News & Politics

5 Things Amtrak Wants to Change About Union Station

Will eminent domain give Amtrak full control of the station?

Photo courtesy of Flickr user, Don Sniegowski.

Amtrak is seeking to take control of DC’s Union Station through eminent domain, which it says will enable it to modernize and expand the facility. Union Station is owned by the US government, but most of the station has been subleased to Union Station Investco, a subsidiary of New York-based private real estate investment firm Ashkenazy Acquisition Corporation. Amtrak currently controls about 13.4 percent of the space, which includes the train concourse and the ticketing area, but it wants control over the entire property (except the parking garage).

According to a court filing, Amtrak has been trying to make repairs and changes to the station, but USI has repeatedly rejected Amtrak’s proposals. In response, Amtrak says it offered to buy the property from USI for $250 million, but the company didn’t accept their offer.

Here are five changes Amtrak says it would make if it does gain full control of the station.

Upgrade passenger amenities

Amtrak plans to upgrade the station’s concourse: new restrooms, increased accessibility for customers with disabilities, a new and expanded Metropolitan Lounge (what is now Club Acela), and more seating options with electrical outlets. Amtrak would also realign the boarding gates to improve passenger flow.

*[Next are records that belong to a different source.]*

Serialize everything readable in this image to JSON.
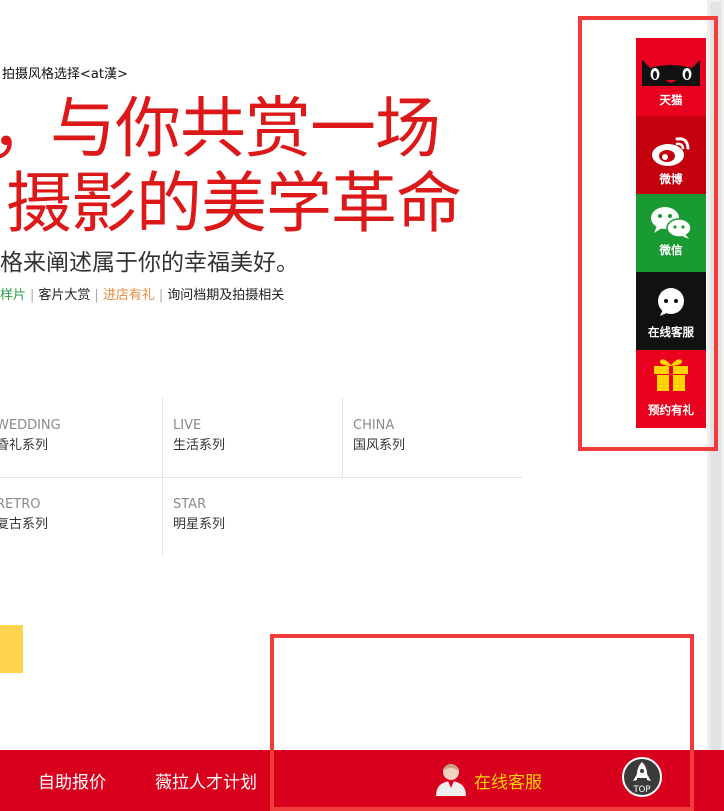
{
  "breadcrumb": "拍摄风格选择<at漢>",
  "hero": {
    "fragment": "，",
    "line1": "与你共赏一场",
    "line2": "摄影的美学革命",
    "subtitle": "格来阐述属于你的幸福美好。"
  },
  "links": [
    {
      "label": "样片",
      "color": "#2aa14a"
    },
    {
      "label": "客片大赏",
      "color": "#222222"
    },
    {
      "label": "进店有礼",
      "color": "#e98a3c"
    },
    {
      "label": "询问档期及拍摄相关",
      "color": "#222222"
    }
  ],
  "categories": [
    {
      "en": "WEDDING",
      "cn": "昏礼系列"
    },
    {
      "en": "LIVE",
      "cn": "生活系列"
    },
    {
      "en": "CHINA",
      "cn": "国风系列"
    },
    {
      "en": "RETRO",
      "cn": "复古系列"
    },
    {
      "en": "STAR",
      "cn": "明星系列"
    }
  ],
  "bottom_bar": {
    "item1": "自助报价",
    "item2": "薇拉人才计划",
    "customer_service": "在线客服",
    "top_label": "TOP"
  },
  "sidebar": [
    {
      "label": "天猫",
      "icon": "tmall-cat-icon",
      "bg": "#e8001e"
    },
    {
      "label": "微博",
      "icon": "weibo-icon",
      "bg": "#c4000f"
    },
    {
      "label": "微信",
      "icon": "wechat-icon",
      "bg": "#1a9a32"
    },
    {
      "label": "在线客服",
      "icon": "chat-bubble-icon",
      "bg": "#111111"
    },
    {
      "label": "预约有礼",
      "icon": "gift-icon",
      "bg": "#e8001e"
    }
  ],
  "colors": {
    "brand_red": "#d9001e",
    "headline_red": "#dc1818",
    "accent_yellow": "#ffd400",
    "annotation_red": "#f23c3c"
  }
}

Make it easier to switch trains

Amtrak wants to expand the connecting corridor between MARC commuter trains and Amtrak trains to relieve passenger congestion in public and boarding areas. Amtrak will also work with WMATA to build a new staircase and entrance on First Street.

Repair the station’s lower levels

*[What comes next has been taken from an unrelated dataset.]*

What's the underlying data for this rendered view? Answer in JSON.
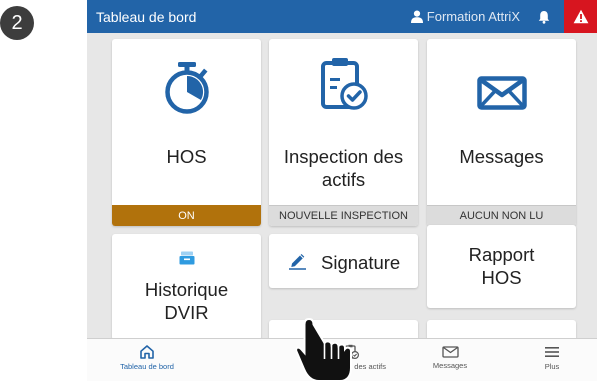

In the court papers, Amtrak says that the infrastructure that supports the lower levels of Union Station is “in serious need of repair or replacement.” The company wants to make repairs that will improve safety and reliability and reduce maintenance costs.

Enhance Union Station’s architectural details

Amtrak also wants to brighten the station with natural lighting, install new tools to help passengers navigate the station, and add architectural finishes to the concourse to blend it with the historic look of the station.

Give management of day-to-day operations to Amtrak

Since the passenger railroad would gain control over the management and operation of the station, Amtrak plans to conduct approximately $75 million worth of maintenance that it says has been deferred by USI due to insufficient funds. Amtrak also suggests it could better prevent graffiti and weather damage to the station without harming the historic design of the building—something Amtrak says USI failed to do after “white supremacist graffiti” was scrawled on the exterior of the station this January.

Damare Baker
Assistant Editor

Before becoming an assistant editor, Damare Baker started out as an editorial fellow for Washingtonian. She has previously written for Voice of America and The Hill. She is a graduate of Georgetown University, where she studied international relations, Korean, and journalism.